Dataset entries -
>>

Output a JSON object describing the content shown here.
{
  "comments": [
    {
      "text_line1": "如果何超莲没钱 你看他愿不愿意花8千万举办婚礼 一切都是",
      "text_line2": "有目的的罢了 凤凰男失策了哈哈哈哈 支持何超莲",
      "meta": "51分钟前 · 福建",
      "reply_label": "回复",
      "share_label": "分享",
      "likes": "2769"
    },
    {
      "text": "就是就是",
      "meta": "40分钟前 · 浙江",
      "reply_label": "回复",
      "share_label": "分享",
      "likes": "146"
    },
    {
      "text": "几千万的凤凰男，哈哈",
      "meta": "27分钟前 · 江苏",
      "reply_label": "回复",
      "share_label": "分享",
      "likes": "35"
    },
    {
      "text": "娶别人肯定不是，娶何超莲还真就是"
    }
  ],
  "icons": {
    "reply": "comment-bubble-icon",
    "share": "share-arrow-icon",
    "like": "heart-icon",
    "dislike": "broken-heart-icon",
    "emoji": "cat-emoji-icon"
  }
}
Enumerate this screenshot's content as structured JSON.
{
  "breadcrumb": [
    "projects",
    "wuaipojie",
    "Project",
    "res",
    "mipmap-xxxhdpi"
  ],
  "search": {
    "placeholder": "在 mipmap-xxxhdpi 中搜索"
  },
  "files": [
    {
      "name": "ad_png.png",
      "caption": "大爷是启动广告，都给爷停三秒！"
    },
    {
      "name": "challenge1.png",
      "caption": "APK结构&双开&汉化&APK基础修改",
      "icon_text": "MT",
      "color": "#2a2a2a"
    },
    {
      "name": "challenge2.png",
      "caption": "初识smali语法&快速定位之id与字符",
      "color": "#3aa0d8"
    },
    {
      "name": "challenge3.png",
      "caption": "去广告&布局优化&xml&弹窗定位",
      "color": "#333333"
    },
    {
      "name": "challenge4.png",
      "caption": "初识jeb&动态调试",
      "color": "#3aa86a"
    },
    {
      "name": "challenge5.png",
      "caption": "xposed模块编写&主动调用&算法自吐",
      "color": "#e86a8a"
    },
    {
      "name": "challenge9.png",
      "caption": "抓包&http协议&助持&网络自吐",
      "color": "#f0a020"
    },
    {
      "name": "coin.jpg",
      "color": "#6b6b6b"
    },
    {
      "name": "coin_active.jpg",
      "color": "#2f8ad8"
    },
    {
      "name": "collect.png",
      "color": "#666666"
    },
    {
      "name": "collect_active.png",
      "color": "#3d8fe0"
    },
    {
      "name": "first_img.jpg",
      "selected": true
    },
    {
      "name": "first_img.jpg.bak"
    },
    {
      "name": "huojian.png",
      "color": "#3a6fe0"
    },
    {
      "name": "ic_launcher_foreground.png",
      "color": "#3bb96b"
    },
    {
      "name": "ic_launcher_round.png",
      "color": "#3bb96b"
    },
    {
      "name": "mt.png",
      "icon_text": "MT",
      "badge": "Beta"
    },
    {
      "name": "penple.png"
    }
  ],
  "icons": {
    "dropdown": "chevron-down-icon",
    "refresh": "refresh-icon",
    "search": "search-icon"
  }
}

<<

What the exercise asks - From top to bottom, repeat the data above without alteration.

Completed exercise -
Output a JSON object describing the content shown here.
{
  "comments": [
    {
      "text_line1": "如果何超莲没钱 你看他愿不愿意花8千万举办婚礼 一切都是",
      "text_line2": "有目的的罢了 凤凰男失策了哈哈哈哈 支持何超莲",
      "meta": "51分钟前 · 福建",
      "reply_label": "回复",
      "share_label": "分享",
      "likes": "2769"
    },
    {
      "text": "就是就是",
      "meta": "40分钟前 · 浙江",
      "reply_label": "回复",
      "share_label": "分享",
      "likes": "146"
    },
    {
      "text": "几千万的凤凰男，哈哈",
      "meta": "27分钟前 · 江苏",
      "reply_label": "回复",
      "share_label": "分享",
      "likes": "35"
    },
    {
      "text": "娶别人肯定不是，娶何超莲还真就是"
    }
  ],
  "icons": {
    "reply": "comment-bubble-icon",
    "share": "share-arrow-icon",
    "like": "heart-icon",
    "dislike": "broken-heart-icon",
    "emoji": "cat-emoji-icon"
  }
}
Enumerate this screenshot's content as structured JSON.
{
  "breadcrumb": [
    "projects",
    "wuaipojie",
    "Project",
    "res",
    "mipmap-xxxhdpi"
  ],
  "search": {
    "placeholder": "在 mipmap-xxxhdpi 中搜索"
  },
  "files": [
    {
      "name": "ad_png.png",
      "caption": "大爷是启动广告，都给爷停三秒！"
    },
    {
      "name": "challenge1.png",
      "caption": "APK结构&双开&汉化&APK基础修改",
      "icon_text": "MT",
      "color": "#2a2a2a"
    },
    {
      "name": "challenge2.png",
      "caption": "初识smali语法&快速定位之id与字符",
      "color": "#3aa0d8"
    },
    {
      "name": "challenge3.png",
      "caption": "去广告&布局优化&xml&弹窗定位",
      "color": "#333333"
    },
    {
      "name": "challenge4.png",
      "caption": "初识jeb&动态调试",
      "color": "#3aa86a"
    },
    {
      "name": "challenge5.png",
      "caption": "xposed模块编写&主动调用&算法自吐",
      "color": "#e86a8a"
    },
    {
      "name": "challenge9.png",
      "caption": "抓包&http协议&助持&网络自吐",
      "color": "#f0a020"
    },
    {
      "name": "coin.jpg",
      "color": "#6b6b6b"
    },
    {
      "name": "coin_active.jpg",
      "color": "#2f8ad8"
    },
    {
      "name": "collect.png",
      "color": "#666666"
    },
    {
      "name": "collect_active.png",
      "color": "#3d8fe0"
    },
    {
      "name": "first_img.jpg",
      "selected": true
    },
    {
      "name": "first_img.jpg.bak"
    },
    {
      "name": "huojian.png",
      "color": "#3a6fe0"
    },
    {
      "name": "ic_launcher_foreground.png",
      "color": "#3bb96b"
    },
    {
      "name": "ic_launcher_round.png",
      "color": "#3bb96b"
    },
    {
      "name": "mt.png",
      "icon_text": "MT",
      "badge": "Beta"
    },
    {
      "name": "penple.png"
    }
  ],
  "icons": {
    "dropdown": "chevron-down-icon",
    "refresh": "refresh-icon",
    "search": "search-icon"
  }
}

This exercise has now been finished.